This Week’s Top Economic Data Points: Steel Imports Into United States Decline
- Steel imports into the United States fell 11.4 percent from November 2017 to December 2017 and were down 10.7 percent between December 2016 and December 2017. As American Metal Market (subscription required) reported last week, “several product categories that saw significant declines,” including coiled plate, line pipe, oil country goods, and galvanized sheet.”
- According to the U.S. Commerce Department, the nation’s trade deficit increased to $50.5 billion in November from $48.9 billion in October. The value of exports increased $4.4 billion in November to $200.2 billion while the value of imports rose $6 billion to $250.7 billion. The goods deficit rose by $1.7 billion to $70.9 billion in November. The overall trade deficit increased $53.4 billion, or 11.6 percent, from November 2016 to November 2017.
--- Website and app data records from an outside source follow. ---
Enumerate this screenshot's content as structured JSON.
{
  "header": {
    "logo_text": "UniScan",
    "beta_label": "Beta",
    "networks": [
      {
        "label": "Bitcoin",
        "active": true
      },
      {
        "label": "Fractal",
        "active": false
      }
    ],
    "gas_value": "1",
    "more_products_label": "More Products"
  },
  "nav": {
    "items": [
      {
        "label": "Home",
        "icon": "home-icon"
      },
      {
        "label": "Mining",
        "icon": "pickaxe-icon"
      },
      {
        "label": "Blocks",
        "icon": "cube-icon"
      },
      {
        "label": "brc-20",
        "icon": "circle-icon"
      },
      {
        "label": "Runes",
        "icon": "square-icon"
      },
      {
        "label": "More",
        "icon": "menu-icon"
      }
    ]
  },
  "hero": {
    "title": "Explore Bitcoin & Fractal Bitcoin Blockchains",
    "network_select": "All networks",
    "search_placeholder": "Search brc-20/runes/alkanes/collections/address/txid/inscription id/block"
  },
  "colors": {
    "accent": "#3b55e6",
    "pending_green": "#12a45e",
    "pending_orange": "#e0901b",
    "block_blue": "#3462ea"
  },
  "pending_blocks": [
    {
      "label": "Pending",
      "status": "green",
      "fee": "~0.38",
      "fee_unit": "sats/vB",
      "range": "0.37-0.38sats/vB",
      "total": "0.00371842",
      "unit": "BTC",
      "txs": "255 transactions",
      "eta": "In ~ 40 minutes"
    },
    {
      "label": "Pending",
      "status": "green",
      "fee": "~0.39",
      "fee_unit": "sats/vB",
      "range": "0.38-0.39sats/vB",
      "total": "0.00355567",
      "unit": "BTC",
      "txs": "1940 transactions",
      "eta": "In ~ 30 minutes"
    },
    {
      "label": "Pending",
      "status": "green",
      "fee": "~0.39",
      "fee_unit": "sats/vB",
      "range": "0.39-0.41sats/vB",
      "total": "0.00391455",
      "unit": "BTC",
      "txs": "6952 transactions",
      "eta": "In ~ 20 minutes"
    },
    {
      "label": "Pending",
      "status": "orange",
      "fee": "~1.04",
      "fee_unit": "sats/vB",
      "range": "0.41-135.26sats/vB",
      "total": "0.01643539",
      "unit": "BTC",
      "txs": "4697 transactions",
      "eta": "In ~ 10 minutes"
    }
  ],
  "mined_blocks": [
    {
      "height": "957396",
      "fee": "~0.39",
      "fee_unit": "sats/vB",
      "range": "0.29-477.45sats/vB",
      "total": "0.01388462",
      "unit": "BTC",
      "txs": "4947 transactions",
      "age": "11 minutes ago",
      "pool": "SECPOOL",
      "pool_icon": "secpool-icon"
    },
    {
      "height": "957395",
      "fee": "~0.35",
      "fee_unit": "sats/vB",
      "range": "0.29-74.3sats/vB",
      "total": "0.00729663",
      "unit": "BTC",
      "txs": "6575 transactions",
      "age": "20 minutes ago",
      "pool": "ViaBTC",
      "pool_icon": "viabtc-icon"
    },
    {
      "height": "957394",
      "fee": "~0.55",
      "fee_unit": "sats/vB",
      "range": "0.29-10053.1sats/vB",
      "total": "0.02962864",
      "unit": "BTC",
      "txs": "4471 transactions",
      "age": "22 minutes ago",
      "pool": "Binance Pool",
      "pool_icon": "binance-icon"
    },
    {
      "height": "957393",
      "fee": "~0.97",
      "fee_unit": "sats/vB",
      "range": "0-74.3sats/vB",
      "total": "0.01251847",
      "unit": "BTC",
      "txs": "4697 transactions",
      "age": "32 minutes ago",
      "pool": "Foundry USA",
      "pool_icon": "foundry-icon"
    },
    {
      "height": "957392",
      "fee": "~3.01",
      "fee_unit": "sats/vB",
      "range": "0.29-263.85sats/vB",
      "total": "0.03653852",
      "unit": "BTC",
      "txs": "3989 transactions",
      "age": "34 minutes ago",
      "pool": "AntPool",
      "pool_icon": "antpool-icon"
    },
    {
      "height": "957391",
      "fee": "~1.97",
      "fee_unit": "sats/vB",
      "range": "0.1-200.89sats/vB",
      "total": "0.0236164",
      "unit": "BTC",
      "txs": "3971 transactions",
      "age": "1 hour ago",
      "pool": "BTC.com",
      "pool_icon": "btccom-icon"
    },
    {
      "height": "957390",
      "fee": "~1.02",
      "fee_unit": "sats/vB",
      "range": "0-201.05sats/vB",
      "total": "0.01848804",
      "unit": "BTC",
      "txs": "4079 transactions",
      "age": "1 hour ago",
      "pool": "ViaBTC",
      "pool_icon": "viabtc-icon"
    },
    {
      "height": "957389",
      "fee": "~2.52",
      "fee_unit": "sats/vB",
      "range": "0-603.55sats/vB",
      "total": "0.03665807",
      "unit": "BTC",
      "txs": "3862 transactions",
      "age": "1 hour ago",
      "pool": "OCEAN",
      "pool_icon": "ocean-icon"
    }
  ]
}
- The United States economy added 148,000 jobs in December and the nation’s unemployment rate remained steady at 4.1 percent for the third month in a row. Manufacturers added 25,000 jobs last month. The U.S. Labor Department also announced last week that 250,000 individuals filed for federal unemployment benefits for the first time during the week that ended December 30, up from 247,000 the week before. The four-week moving average of first-time claims also increased. The number of individuals who continued to file for benefits fell, meanwhile, dropping to 1.914 million for the week that ended Dec. 23 from 1.943 million the week before. The four-week moving average of continuing claims rose slightly.
- In other economic news: sales of cars in the United States fell by 1.8 percent in 2017; U.S. construction spending increased 0.8 percent between October 2017 and November 2017 and 2.4 percent between November 2016 and November 2017; and new orders for manufactured goods in the United States, up five of the last six months, increased $6.5 billion, or 1.3 percent, to $488.1 billion in November 2017.